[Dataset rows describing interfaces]
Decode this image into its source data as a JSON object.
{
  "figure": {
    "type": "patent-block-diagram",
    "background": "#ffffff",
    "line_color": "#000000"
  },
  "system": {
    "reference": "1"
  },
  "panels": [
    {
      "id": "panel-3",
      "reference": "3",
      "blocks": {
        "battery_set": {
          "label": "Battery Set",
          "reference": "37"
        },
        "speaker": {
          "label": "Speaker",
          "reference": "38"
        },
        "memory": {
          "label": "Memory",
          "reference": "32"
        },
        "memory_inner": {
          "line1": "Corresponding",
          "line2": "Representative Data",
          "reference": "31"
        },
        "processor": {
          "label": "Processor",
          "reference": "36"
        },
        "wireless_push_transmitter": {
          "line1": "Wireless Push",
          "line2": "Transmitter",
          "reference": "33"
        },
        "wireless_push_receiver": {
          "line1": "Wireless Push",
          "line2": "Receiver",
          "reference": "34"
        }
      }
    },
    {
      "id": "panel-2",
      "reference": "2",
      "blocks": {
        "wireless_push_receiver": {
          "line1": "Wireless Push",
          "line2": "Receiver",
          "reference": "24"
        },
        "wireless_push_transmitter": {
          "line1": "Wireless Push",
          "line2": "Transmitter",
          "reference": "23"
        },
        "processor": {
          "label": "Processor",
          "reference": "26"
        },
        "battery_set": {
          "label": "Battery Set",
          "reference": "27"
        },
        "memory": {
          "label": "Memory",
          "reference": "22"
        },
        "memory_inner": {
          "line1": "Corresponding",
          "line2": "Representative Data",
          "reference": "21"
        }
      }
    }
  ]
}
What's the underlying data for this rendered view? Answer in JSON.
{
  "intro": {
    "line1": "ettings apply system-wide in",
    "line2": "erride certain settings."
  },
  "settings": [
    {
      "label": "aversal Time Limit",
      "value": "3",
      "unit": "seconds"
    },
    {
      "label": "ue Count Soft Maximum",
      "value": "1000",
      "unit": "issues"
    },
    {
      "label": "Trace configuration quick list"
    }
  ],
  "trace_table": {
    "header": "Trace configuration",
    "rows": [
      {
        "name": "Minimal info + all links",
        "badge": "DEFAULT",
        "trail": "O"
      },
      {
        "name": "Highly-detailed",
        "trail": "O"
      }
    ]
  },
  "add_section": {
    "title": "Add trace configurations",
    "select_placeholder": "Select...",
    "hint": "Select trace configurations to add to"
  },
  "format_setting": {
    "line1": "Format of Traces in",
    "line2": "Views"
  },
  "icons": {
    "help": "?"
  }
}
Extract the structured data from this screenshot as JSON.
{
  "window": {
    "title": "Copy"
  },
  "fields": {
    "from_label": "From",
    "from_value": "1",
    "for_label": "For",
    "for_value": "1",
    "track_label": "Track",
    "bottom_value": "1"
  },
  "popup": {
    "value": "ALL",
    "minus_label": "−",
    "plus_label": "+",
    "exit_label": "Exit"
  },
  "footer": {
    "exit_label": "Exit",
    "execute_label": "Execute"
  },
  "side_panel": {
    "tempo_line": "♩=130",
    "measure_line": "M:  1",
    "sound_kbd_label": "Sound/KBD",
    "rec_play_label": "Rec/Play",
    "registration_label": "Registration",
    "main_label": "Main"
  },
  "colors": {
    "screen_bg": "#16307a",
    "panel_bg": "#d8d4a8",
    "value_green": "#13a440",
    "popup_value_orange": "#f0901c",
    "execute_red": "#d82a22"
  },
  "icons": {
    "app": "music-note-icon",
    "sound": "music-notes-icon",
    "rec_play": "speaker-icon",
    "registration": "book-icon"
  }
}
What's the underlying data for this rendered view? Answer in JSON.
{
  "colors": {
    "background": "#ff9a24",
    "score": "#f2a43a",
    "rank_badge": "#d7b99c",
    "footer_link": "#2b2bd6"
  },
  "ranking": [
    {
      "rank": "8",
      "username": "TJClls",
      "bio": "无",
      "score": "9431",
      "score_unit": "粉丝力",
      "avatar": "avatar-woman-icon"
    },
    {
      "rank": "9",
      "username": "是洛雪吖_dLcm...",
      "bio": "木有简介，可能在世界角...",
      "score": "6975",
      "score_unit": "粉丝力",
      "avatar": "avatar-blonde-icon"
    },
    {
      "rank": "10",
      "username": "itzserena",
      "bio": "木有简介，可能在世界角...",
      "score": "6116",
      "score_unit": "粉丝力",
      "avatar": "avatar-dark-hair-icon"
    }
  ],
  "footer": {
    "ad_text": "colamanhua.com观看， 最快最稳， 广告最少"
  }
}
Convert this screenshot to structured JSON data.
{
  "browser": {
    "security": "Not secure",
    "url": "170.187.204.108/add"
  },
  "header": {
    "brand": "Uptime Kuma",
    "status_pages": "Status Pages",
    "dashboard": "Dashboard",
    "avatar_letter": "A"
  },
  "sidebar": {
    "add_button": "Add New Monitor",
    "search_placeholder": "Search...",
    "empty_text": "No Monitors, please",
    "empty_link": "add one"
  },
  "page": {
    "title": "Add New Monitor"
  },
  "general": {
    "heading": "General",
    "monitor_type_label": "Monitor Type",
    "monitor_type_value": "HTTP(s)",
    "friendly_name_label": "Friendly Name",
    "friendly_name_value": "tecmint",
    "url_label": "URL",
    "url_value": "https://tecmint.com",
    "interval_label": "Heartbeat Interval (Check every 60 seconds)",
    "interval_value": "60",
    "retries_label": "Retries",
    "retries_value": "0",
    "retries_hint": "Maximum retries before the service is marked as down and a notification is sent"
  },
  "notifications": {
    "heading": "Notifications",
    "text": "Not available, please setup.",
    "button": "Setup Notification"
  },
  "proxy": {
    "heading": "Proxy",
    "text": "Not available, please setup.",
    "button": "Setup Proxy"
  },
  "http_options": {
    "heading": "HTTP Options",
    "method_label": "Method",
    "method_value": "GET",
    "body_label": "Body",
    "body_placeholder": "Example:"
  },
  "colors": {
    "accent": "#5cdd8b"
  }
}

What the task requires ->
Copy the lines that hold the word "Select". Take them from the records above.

Answer box ->
    "select_placeholder": "Select...",
    "hint": "Select trace configurations to add to"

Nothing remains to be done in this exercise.